START The data

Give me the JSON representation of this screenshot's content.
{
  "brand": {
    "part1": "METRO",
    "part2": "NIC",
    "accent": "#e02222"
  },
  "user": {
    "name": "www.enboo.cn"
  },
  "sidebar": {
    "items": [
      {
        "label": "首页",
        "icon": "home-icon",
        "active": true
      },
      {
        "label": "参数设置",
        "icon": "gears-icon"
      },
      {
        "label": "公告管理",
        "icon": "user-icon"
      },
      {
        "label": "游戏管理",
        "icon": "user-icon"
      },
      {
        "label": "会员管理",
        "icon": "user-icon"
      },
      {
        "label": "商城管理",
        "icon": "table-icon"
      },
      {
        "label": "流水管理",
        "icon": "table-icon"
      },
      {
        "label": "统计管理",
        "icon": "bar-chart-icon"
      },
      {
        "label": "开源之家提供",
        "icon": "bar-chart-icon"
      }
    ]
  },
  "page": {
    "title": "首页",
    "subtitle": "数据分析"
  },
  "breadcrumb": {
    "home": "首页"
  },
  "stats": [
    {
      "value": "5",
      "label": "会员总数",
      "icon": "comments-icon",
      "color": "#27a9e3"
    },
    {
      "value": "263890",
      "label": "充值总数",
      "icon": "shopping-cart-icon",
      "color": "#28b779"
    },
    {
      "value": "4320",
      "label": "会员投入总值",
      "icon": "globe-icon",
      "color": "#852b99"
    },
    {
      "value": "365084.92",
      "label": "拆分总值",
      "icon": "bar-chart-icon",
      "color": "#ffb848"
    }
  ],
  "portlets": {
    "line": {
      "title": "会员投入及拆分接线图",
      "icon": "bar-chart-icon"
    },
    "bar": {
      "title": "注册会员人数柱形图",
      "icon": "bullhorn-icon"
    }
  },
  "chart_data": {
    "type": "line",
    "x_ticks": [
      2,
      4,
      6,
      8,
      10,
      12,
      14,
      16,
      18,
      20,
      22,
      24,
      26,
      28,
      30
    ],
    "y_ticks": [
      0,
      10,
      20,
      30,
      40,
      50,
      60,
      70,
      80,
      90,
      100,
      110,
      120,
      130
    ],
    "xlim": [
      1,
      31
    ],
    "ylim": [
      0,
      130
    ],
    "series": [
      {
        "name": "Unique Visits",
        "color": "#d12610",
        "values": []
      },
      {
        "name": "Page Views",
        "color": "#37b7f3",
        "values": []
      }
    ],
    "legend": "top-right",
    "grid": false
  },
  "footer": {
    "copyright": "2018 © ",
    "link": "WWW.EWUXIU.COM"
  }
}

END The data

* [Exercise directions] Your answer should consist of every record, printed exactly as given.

* [Answer to this problem]
Give me the JSON representation of this screenshot's content.
{
  "brand": {
    "part1": "METRO",
    "part2": "NIC",
    "accent": "#e02222"
  },
  "user": {
    "name": "www.enboo.cn"
  },
  "sidebar": {
    "items": [
      {
        "label": "首页",
        "icon": "home-icon",
        "active": true
      },
      {
        "label": "参数设置",
        "icon": "gears-icon"
      },
      {
        "label": "公告管理",
        "icon": "user-icon"
      },
      {
        "label": "游戏管理",
        "icon": "user-icon"
      },
      {
        "label": "会员管理",
        "icon": "user-icon"
      },
      {
        "label": "商城管理",
        "icon": "table-icon"
      },
      {
        "label": "流水管理",
        "icon": "table-icon"
      },
      {
        "label": "统计管理",
        "icon": "bar-chart-icon"
      },
      {
        "label": "开源之家提供",
        "icon": "bar-chart-icon"
      }
    ]
  },
  "page": {
    "title": "首页",
    "subtitle": "数据分析"
  },
  "breadcrumb": {
    "home": "首页"
  },
  "stats": [
    {
      "value": "5",
      "label": "会员总数",
      "icon": "comments-icon",
      "color": "#27a9e3"
    },
    {
      "value": "263890",
      "label": "充值总数",
      "icon": "shopping-cart-icon",
      "color": "#28b779"
    },
    {
      "value": "4320",
      "label": "会员投入总值",
      "icon": "globe-icon",
      "color": "#852b99"
    },
    {
      "value": "365084.92",
      "label": "拆分总值",
      "icon": "bar-chart-icon",
      "color": "#ffb848"
    }
  ],
  "portlets": {
    "line": {
      "title": "会员投入及拆分接线图",
      "icon": "bar-chart-icon"
    },
    "bar": {
      "title": "注册会员人数柱形图",
      "icon": "bullhorn-icon"
    }
  },
  "chart_data": {
    "type": "line",
    "x_ticks": [
      2,
      4,
      6,
      8,
      10,
      12,
      14,
      16,
      18,
      20,
      22,
      24,
      26,
      28,
      30
    ],
    "y_ticks": [
      0,
      10,
      20,
      30,
      40,
      50,
      60,
      70,
      80,
      90,
      100,
      110,
      120,
      130
    ],
    "xlim": [
      1,
      31
    ],
    "ylim": [
      0,
      130
    ],
    "series": [
      {
        "name": "Unique Visits",
        "color": "#d12610",
        "values": []
      },
      {
        "name": "Page Views",
        "color": "#37b7f3",
        "values": []
      }
    ],
    "legend": "top-right",
    "grid": false
  },
  "footer": {
    "copyright": "2018 © ",
    "link": "WWW.EWUXIU.COM"
  }
}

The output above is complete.